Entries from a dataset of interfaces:
- - -
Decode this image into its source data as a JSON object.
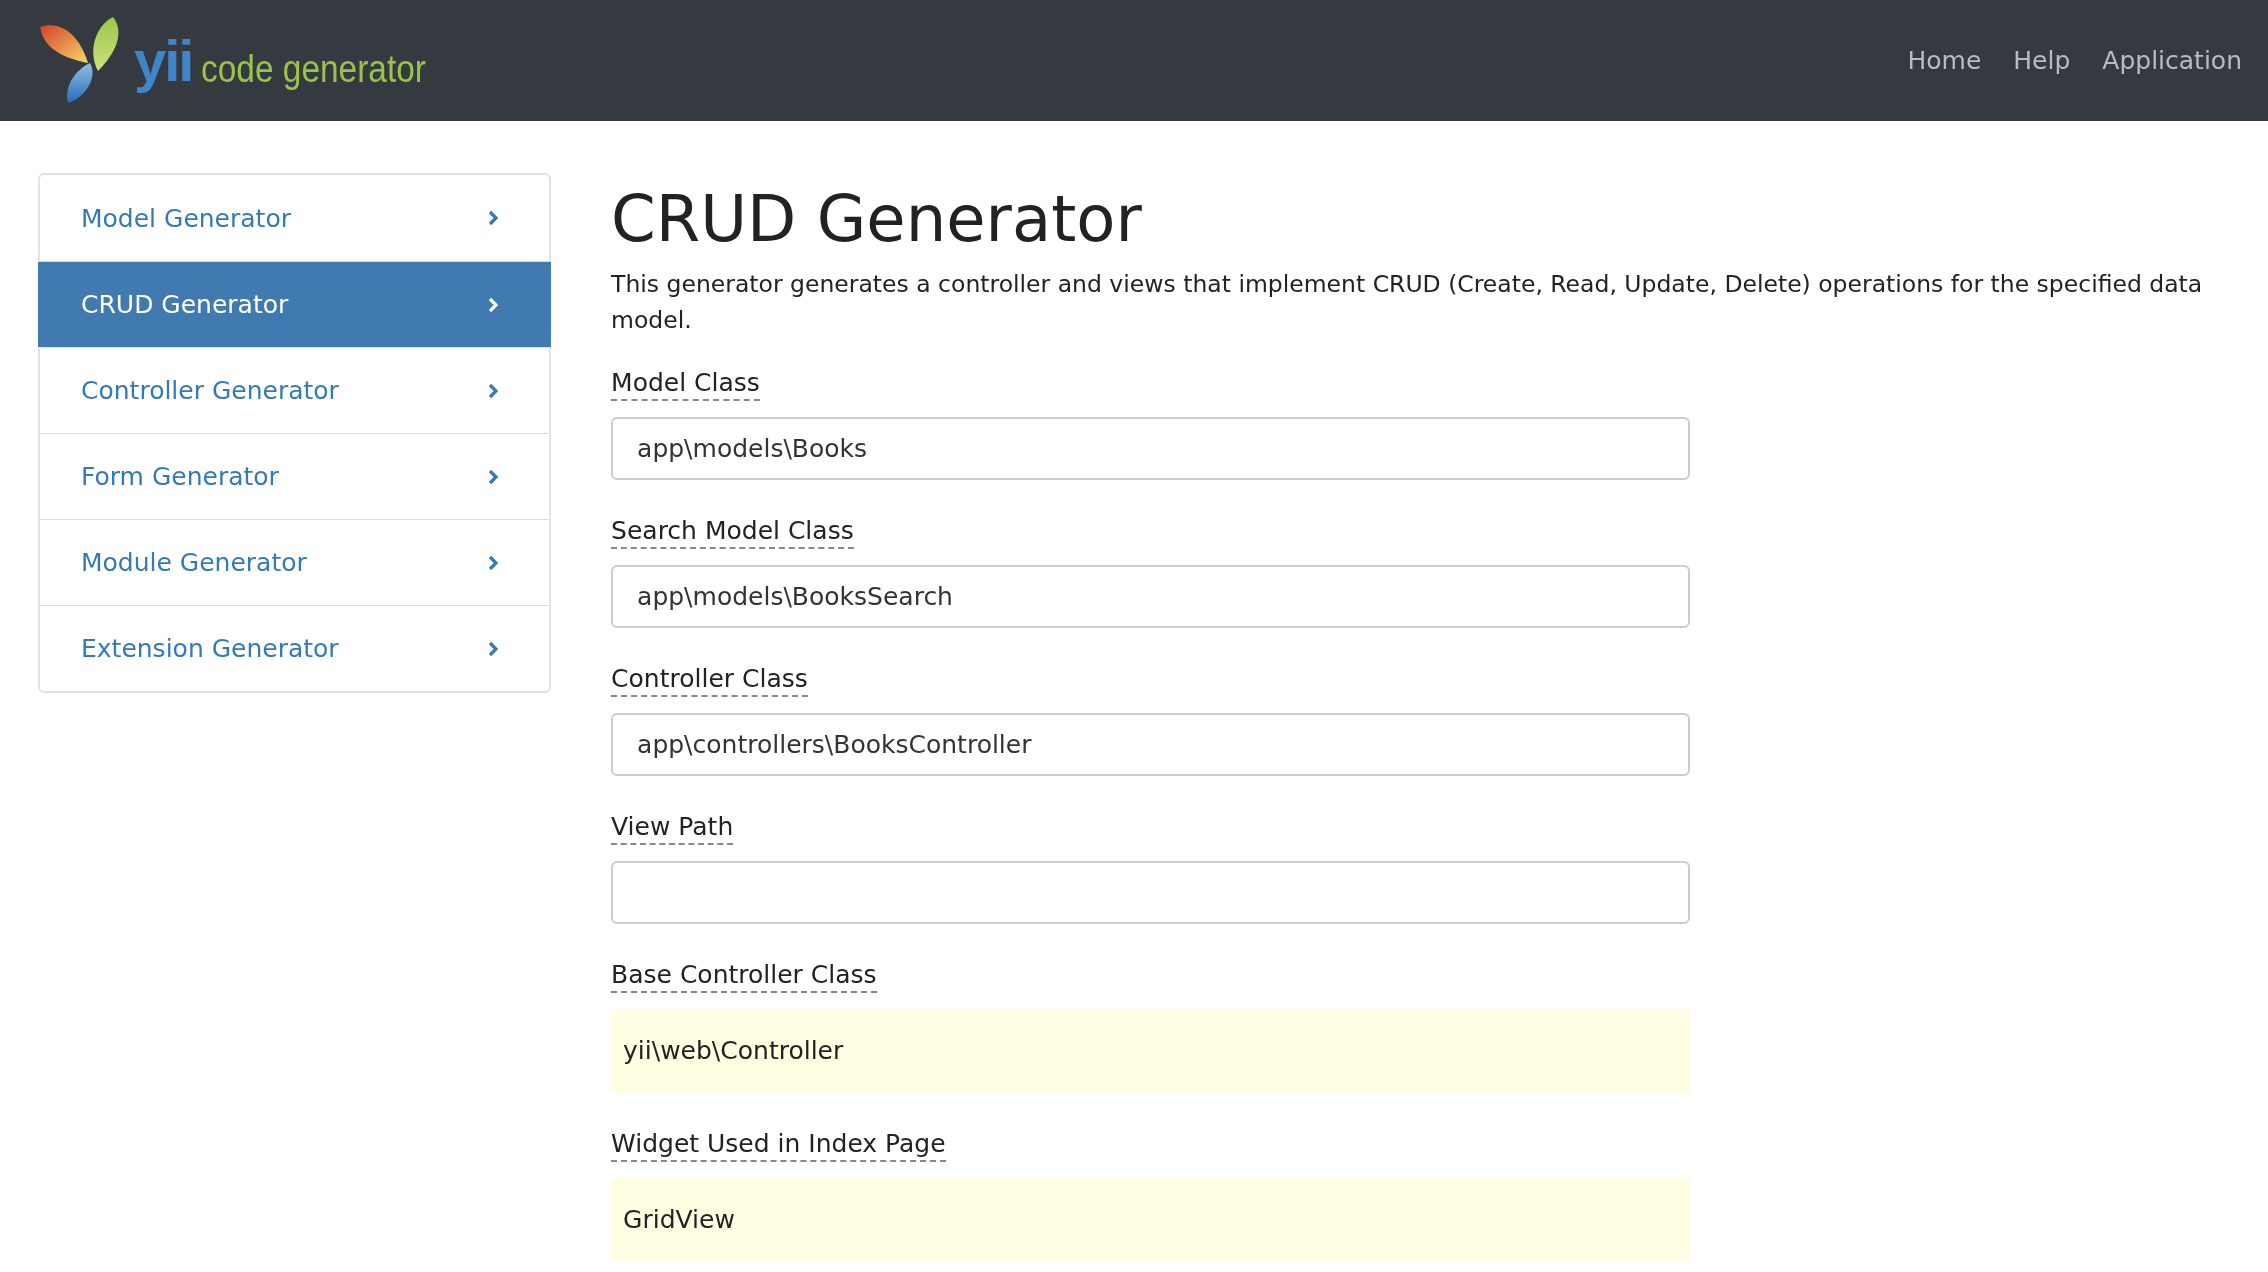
{
  "navbar": {
    "logo_main": "yii",
    "logo_sub": "code generator",
    "links": [
      {
        "label": "Home"
      },
      {
        "label": "Help"
      },
      {
        "label": "Application"
      }
    ]
  },
  "sidebar": {
    "items": [
      {
        "label": "Model Generator",
        "selected": false
      },
      {
        "label": "CRUD Generator",
        "selected": true
      },
      {
        "label": "Controller Generator",
        "selected": false
      },
      {
        "label": "Form Generator",
        "selected": false
      },
      {
        "label": "Module Generator",
        "selected": false
      },
      {
        "label": "Extension Generator",
        "selected": false
      }
    ]
  },
  "main": {
    "title": "CRUD Generator",
    "description": "This generator generates a controller and views that implement CRUD (Create, Read, Update, Delete) operations for the specified data model.",
    "fields": [
      {
        "label": "Model Class",
        "kind": "input",
        "value": "app\\models\\Books"
      },
      {
        "label": "Search Model Class",
        "kind": "input",
        "value": "app\\models\\BooksSearch"
      },
      {
        "label": "Controller Class",
        "kind": "input",
        "value": "app\\controllers\\BooksController"
      },
      {
        "label": "View Path",
        "kind": "input"
      },
      {
        "label": "Base Controller Class",
        "kind": "sticky",
        "value": "yii\\web\\Controller"
      },
      {
        "label": "Widget Used in Index Page",
        "kind": "sticky",
        "value": "GridView"
      }
    ]
  }
}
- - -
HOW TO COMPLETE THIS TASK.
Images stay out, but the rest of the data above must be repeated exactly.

WORKED SOLUTION.
Decode this image into its source data as a JSON object.
{
  "navbar": {
    "logo_main": "yii",
    "logo_sub": "code generator",
    "links": [
      {
        "label": "Home"
      },
      {
        "label": "Help"
      },
      {
        "label": "Application"
      }
    ]
  },
  "sidebar": {
    "items": [
      {
        "label": "Model Generator",
        "selected": false
      },
      {
        "label": "CRUD Generator",
        "selected": true
      },
      {
        "label": "Controller Generator",
        "selected": false
      },
      {
        "label": "Form Generator",
        "selected": false
      },
      {
        "label": "Module Generator",
        "selected": false
      },
      {
        "label": "Extension Generator",
        "selected": false
      }
    ]
  },
  "main": {
    "title": "CRUD Generator",
    "description": "This generator generates a controller and views that implement CRUD (Create, Read, Update, Delete) operations for the specified data model.",
    "fields": [
      {
        "label": "Model Class",
        "kind": "input",
        "value": "app\\models\\Books"
      },
      {
        "label": "Search Model Class",
        "kind": "input",
        "value": "app\\models\\BooksSearch"
      },
      {
        "label": "Controller Class",
        "kind": "input",
        "value": "app\\controllers\\BooksController"
      },
      {
        "label": "View Path",
        "kind": "input"
      },
      {
        "label": "Base Controller Class",
        "kind": "sticky",
        "value": "yii\\web\\Controller"
      },
      {
        "label": "Widget Used in Index Page",
        "kind": "sticky",
        "value": "GridView"
      }
    ]
  }
}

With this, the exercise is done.